See’s New State Pension guide.

4) Capital Gains Tax rate falls

Capital Gains Tax (CGT) is the tax you pay when you sell an asset that has gone up in value. It is paid at a basic or higher rate depending on the rate of income tax you pay. Capital Gains Tax on residential property does not apply to your main home, only to additional properties. From the new tax year, the higher rate of CGT will be cut from 28% to 20% and the basic rate from 18% to 10%.

See’s How to reduce you Capital Gains Tax bill for more information.

5) Innovative Finance ISA launches 

A new type of ISA launches: the Innovative Finance ISA (IFISA).

The IFISA means savers using peer-to-peer platforms will now be able to get tax free returns. While the relatively high rates of interest make it attractive, P2P isn’t protected by the Financial Services Compensation Scheme (FSCS).

See’s Peer to Peer lending: where should I start? guide.

6) Flexible ISA

Currently ISAs aren’t flexible so if you put £10,000 into an ISA and withdraw it, you’ll only be able to put in the remaining part of the annual allowance – £5,240 (£15,240 is the ISA allowance for the 2016/17 tax year).

From 6 April 2016, ISAs will be flexible which means savers can withdraw and replace their savings within the same tax year without losing the full ISA tax benefits. Stocks and shares ISA providers can also allow this facility if the flexible options are made via a cash trading account.

See’s ISAs: back to basics guide for 2016.

7) Dividend Allowance

From 6 April, the first £5,000 of dividend income will be tax-free each year as part of the Dividend Allowance (this is on top of the income tax personal allowance). Above this allowance, dividend tax income will be taxed as follows: basic rate 7.5%, higher rate 32.5% and additional rate at 38.1%

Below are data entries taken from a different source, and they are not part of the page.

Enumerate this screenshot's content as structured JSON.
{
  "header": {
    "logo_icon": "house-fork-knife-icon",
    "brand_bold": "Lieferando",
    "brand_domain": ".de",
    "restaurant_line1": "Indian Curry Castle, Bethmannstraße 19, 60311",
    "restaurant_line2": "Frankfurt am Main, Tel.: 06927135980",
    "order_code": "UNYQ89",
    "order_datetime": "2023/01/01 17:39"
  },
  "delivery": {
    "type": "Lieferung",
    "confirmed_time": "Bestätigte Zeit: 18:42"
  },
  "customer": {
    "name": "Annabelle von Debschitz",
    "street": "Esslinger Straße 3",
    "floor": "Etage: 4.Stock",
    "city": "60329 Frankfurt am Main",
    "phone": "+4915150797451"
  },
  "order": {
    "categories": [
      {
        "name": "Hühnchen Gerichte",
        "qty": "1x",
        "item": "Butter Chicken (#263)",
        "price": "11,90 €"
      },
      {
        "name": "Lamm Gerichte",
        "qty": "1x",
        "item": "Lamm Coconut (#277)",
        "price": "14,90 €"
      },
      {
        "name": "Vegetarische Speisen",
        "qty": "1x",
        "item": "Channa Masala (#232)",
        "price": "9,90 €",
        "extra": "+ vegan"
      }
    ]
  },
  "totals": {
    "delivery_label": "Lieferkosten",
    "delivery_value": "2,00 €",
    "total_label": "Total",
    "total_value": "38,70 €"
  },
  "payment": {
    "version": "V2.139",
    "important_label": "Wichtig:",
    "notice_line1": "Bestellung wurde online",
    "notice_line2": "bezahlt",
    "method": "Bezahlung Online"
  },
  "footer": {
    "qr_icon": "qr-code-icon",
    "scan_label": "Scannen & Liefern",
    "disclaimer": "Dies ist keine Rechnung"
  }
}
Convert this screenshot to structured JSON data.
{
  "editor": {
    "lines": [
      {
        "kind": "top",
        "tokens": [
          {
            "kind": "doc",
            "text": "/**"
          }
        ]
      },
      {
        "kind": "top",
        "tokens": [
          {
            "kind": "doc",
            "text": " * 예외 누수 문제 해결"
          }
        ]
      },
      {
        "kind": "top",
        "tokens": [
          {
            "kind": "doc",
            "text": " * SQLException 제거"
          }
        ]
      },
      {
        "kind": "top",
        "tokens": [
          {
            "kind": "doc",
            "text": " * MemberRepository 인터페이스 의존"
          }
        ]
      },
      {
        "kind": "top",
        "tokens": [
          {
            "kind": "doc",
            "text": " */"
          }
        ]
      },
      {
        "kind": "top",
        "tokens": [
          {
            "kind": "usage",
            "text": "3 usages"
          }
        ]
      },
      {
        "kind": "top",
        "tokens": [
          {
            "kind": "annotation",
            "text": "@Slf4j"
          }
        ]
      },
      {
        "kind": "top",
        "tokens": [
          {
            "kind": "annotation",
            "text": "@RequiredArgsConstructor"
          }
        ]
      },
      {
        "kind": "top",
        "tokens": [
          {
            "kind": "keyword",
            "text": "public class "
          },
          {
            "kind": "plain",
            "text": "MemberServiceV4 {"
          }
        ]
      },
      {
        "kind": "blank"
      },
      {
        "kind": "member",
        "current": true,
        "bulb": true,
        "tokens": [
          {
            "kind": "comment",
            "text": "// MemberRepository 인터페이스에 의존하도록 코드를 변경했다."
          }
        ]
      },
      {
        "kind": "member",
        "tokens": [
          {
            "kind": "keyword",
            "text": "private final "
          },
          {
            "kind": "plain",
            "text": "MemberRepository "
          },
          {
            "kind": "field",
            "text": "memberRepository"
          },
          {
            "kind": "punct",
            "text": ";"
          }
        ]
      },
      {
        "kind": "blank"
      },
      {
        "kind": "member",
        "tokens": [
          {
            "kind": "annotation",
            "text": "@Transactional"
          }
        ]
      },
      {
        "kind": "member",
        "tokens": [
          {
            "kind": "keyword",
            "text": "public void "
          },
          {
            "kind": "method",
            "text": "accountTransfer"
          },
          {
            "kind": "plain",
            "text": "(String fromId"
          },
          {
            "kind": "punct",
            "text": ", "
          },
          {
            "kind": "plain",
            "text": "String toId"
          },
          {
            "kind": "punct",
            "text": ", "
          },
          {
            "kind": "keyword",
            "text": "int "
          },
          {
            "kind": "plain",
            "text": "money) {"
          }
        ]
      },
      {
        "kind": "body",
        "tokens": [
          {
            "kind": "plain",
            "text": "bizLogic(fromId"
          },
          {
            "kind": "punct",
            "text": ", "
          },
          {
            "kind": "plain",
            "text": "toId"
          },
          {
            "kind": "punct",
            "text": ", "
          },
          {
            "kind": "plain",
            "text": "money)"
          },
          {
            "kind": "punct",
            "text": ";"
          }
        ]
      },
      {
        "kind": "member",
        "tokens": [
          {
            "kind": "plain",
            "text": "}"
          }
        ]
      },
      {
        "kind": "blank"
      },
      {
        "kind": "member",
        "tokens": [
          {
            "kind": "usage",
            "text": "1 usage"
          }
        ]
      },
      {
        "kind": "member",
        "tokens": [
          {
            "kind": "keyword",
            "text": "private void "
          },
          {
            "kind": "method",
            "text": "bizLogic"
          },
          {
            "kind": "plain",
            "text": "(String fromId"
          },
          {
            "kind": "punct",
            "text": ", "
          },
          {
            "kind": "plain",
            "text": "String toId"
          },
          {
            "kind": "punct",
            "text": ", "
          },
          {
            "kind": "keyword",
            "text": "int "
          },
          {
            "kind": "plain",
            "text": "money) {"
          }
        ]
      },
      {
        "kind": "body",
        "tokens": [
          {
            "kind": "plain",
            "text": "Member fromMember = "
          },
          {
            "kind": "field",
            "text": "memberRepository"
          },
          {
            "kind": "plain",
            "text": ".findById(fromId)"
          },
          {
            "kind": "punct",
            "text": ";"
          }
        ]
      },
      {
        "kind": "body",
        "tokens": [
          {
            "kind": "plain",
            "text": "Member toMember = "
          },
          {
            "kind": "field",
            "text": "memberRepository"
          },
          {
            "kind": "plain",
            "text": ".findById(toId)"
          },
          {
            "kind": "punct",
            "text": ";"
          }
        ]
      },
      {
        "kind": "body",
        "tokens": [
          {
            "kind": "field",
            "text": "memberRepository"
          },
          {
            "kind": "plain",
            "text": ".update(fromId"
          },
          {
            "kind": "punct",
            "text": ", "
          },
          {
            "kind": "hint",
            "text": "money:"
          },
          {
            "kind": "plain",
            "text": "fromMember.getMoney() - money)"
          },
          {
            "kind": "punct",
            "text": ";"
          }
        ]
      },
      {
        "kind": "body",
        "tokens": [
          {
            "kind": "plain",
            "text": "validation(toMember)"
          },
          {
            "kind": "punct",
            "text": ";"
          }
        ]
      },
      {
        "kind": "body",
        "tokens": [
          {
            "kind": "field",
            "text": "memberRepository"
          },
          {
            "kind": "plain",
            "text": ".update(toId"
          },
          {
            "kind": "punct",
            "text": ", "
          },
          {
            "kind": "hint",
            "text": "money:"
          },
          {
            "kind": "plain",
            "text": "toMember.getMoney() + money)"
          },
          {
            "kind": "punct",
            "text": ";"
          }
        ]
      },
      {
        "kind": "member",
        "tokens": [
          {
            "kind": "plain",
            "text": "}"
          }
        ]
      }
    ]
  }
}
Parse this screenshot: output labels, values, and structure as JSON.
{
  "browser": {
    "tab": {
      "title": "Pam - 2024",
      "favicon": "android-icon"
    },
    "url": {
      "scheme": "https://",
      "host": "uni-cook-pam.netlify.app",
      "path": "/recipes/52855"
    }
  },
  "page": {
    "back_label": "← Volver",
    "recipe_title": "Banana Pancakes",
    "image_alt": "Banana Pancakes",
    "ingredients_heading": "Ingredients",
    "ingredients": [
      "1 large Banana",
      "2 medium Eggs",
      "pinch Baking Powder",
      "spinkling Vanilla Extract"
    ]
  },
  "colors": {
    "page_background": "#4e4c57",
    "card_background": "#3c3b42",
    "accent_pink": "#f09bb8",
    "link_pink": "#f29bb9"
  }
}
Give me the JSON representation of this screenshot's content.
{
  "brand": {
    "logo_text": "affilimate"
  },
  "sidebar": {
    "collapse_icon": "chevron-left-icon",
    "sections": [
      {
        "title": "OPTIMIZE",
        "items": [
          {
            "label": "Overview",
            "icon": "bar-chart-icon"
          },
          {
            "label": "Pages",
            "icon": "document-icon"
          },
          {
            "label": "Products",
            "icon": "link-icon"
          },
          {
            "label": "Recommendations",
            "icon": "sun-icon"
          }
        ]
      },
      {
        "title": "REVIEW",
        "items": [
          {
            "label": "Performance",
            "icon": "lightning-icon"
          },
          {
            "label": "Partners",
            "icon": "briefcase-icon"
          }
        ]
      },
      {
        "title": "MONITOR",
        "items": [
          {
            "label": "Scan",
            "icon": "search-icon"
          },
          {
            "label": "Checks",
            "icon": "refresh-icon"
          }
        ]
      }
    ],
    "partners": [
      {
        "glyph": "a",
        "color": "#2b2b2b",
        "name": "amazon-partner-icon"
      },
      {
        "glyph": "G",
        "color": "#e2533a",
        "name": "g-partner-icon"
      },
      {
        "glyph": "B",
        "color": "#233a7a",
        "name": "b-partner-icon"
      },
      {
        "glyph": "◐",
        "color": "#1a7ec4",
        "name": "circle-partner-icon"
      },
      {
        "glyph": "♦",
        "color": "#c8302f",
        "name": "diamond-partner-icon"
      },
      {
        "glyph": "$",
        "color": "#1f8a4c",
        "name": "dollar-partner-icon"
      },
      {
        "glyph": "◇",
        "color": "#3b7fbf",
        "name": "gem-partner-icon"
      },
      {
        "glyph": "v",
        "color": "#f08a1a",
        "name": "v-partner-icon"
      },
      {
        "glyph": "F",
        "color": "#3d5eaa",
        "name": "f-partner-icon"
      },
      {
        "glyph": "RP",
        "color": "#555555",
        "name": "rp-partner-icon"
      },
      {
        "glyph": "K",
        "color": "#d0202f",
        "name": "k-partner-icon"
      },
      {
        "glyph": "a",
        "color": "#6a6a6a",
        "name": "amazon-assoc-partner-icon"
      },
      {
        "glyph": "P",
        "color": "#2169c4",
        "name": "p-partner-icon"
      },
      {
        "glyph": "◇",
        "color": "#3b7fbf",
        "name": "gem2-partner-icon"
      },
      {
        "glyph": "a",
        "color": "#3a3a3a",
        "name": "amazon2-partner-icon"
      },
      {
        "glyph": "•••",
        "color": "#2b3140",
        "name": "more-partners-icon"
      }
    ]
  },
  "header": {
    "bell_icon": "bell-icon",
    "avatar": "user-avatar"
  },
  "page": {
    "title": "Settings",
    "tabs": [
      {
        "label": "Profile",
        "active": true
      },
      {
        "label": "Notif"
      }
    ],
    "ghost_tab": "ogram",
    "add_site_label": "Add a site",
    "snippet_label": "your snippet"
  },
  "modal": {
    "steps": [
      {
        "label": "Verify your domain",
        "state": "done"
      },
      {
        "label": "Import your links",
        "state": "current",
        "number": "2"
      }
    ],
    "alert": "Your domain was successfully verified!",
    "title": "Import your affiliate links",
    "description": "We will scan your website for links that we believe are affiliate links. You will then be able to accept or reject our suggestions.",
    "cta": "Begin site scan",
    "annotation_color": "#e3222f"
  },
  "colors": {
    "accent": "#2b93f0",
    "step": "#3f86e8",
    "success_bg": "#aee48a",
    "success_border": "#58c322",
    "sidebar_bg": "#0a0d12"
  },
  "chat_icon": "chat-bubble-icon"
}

Rates of income tax payable on dividends will depend upon other taxable income. No tax will be deducted at source and taxpayers must use self-assessment to pay any tax due. This means basic rate taxpayers receiving dividends of £5,001 or more will be required to complete a self-assessment tax return.

See’s Dividend Tax: how will the changes affect you? Guide.

8) Lifetime Allowance cut

The Lifetime Allowance is the maximum amount of pension savings you can build up without a tax charge and this figure will be cut from £1.25m to £1m on 6 April. Your pension benefits are tested against the lifetime allowance when you start to draw them from the scheme. This may be in one go or at different times depending on how you draw your benefits. The government said the move would impact only 4% of the wealthiest population, but the reduction will also impact hard working individuals saving for retirement.

See’s guide to Pension Lifetime Allowance changes.

9) Annual Allowance Taper comes in

From 6 April, the annual pension allowance limit will be gradually reduced for higher earners.

The annual allowance is the total amount of money you can pay into your pension pot every year. It is currently set at £40,000 a year for everyone. But the government is introducing a taper system which means the limit will be reduced for anyone whose income exceeds £150,000. The rate of reduction is set at £1 for every £2 of income, bringing the Annual Allowance down to just £10,000 for anyone with an income of £210,000 or more

See’s Annual Pension Allowance guide for more information.

10) Two changes in effect from 1 April: National Living Wage and Stamp Duty Land Tax

New National Living Wage

You could be in line for a pay rise from 1 April when the new National Living Wage (NLW) comes into effect. The current national minimum wage is £6.50 an hour but the new NLW for people over 25 is £7.20 an hour. The NLW will affect people in some parts of the country more than others but one group that will miss out altogether is the self-employed.

See’s National Minimum Wage guide for more information.

Stamp duty surcharge

New rules which came into force on 1 April mean anyone buying a second home or buy-to-let property will have to pay an additional 3% on top of the current stamp duty rates. The rules are pretty complicated and whether second homeowners or landlords will actually pay the surcharge depends on their individual circumstance. The additional duty is being imposed to “make Britain a country of homeowners” but the fear is landlords will end up covering the extra costs by charging tenants higher rent.